Acta Physiologica 2009; Volume 196, Supplement 671
Scandinavian Physiological Society’s Annual Meeting
PLASTICITY OF HUMAN ADIPOSE TISSUE AND ITS EFFECT ON TISSUE FUNCTION
Abstract number: L41
1Department of Medicine at Krolinska Institutet and Karolinska University Hospital 141 86 Stockholm, Sweden. Peter.Arner@medhs.ki.se
Adipose tissue is not just an organ for storage and release of energy rich lipids. It has also an important signalling function. The fatty acids released through lipolysis of triglycerides within the fat cells act as regulators of several hormonal functions in other organs and they serve also as transcriptional regulators. Moreover adipose tissue secretes a number of proteins (termed adipokines). They function as autocrine/paracrine factors within the fat tissue but are also released into the circulation and act as endocrine factors in other organs. Two fat cell specific hormones are described, namely leptin which regulates appetite and energy expenditure and adiponectin which acts as an "insulin sensitizer". Several metabolic disorders are accompanied by changes in the adipose tissue signalling, in particular obesity. A key factor behind these disturbances in adipose tissue is a local low-grade inflammation. This, in turn, may cause an increased production of cytokines and chemokines within adipose tissue with consequences for the metabolic and endocrine function of this organ. Not all obese have metabolic complications and some lean and apparently healthy ones have metabolic abnormalities which can be linked to a malfunction of adipose tissue.
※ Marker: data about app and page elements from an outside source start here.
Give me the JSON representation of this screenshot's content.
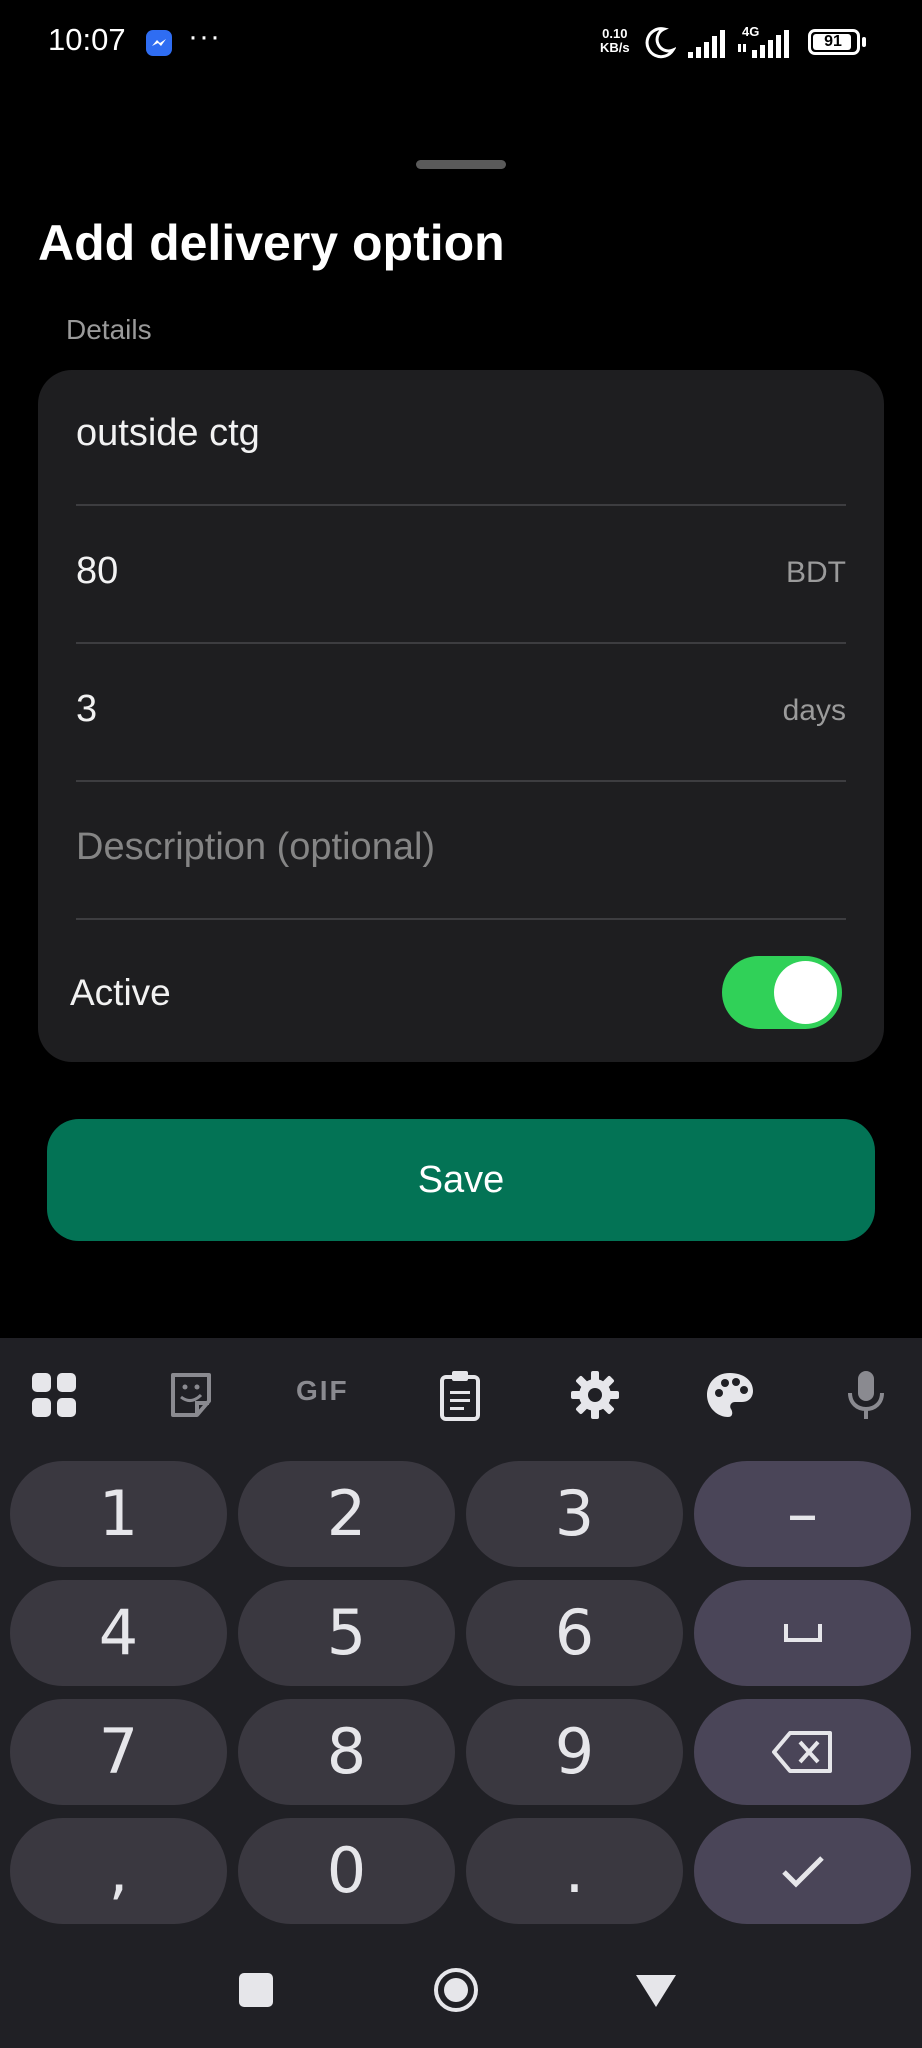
{
  "status_bar": {
    "time": "10:07",
    "more": "···",
    "net_speed_value": "0.10",
    "net_speed_unit": "KB/s",
    "network_type": "4G",
    "battery": "91"
  },
  "sheet": {
    "title": "Add delivery option",
    "section_label": "Details",
    "fields": [
      {
        "value": "outside ctg",
        "suffix": ""
      },
      {
        "value": "80",
        "suffix": "BDT"
      },
      {
        "value": "3",
        "suffix": "days"
      },
      {
        "value": "",
        "placeholder": "Description (optional)",
        "suffix": ""
      }
    ],
    "active_label": "Active",
    "active_on": true,
    "save_label": "Save"
  },
  "keyboard": {
    "toolbar": [
      "apps-grid-icon",
      "sticker-icon",
      "GIF",
      "clipboard-icon",
      "settings-gear-icon",
      "palette-icon",
      "microphone-icon"
    ],
    "rows": [
      [
        "1",
        "2",
        "3",
        "–"
      ],
      [
        "4",
        "5",
        "6",
        "␣"
      ],
      [
        "7",
        "8",
        "9",
        "⌫"
      ],
      [
        ",",
        "0",
        ".",
        "✓"
      ]
    ]
  },
  "colors": {
    "accent_green": "#037355",
    "toggle_green": "#30d158",
    "card_bg": "#1e1e20",
    "keyboard_bg": "#202025"
  }
}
The mechanisms and roles of this plasticity of adipose tissue function will be discussed with focus on the findings in humans.
To cite this abstract, please use the following information:
Acta Physiologica 2009; Volume 196, Supplement 671 :L41